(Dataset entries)
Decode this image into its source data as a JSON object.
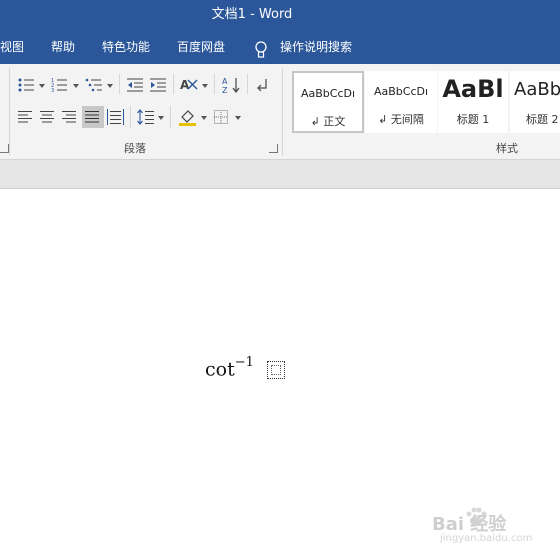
{
  "window": {
    "title": "文档1  -  Word"
  },
  "tabs": [
    {
      "label": "视图"
    },
    {
      "label": "帮助"
    },
    {
      "label": "特色功能"
    },
    {
      "label": "百度网盘"
    },
    {
      "label": "操作说明搜索"
    }
  ],
  "ribbon": {
    "paragraph_label": "段落",
    "styles_label": "样式",
    "styles": [
      {
        "sample": "AaBbCcDı",
        "name": "↲ 正文"
      },
      {
        "sample": "AaBbCcDı",
        "name": "↲ 无间隔"
      },
      {
        "sample": "AaBl",
        "name": "标题 1"
      },
      {
        "sample": "AaBb",
        "name": "标题 2"
      }
    ]
  },
  "document": {
    "equation_base": "cot",
    "equation_sup": "−1"
  },
  "watermark": {
    "brand": "Bai 经验",
    "url": "jingyan.baidu.com"
  },
  "colors": {
    "ribbon_blue": "#2b579a",
    "ribbon_bg": "#f3f3f3"
  }
}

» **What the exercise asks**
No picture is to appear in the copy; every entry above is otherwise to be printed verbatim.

» **Your solution**
Decode this image into its source data as a JSON object.
{
  "window": {
    "title": "文档1  -  Word"
  },
  "tabs": [
    {
      "label": "视图"
    },
    {
      "label": "帮助"
    },
    {
      "label": "特色功能"
    },
    {
      "label": "百度网盘"
    },
    {
      "label": "操作说明搜索"
    }
  ],
  "ribbon": {
    "paragraph_label": "段落",
    "styles_label": "样式",
    "styles": [
      {
        "sample": "AaBbCcDı",
        "name": "↲ 正文"
      },
      {
        "sample": "AaBbCcDı",
        "name": "↲ 无间隔"
      },
      {
        "sample": "AaBl",
        "name": "标题 1"
      },
      {
        "sample": "AaBb",
        "name": "标题 2"
      }
    ]
  },
  "document": {
    "equation_base": "cot",
    "equation_sup": "−1"
  },
  "watermark": {
    "brand": "Bai 经验",
    "url": "jingyan.baidu.com"
  },
  "colors": {
    "ribbon_blue": "#2b579a",
    "ribbon_bg": "#f3f3f3"
  }
}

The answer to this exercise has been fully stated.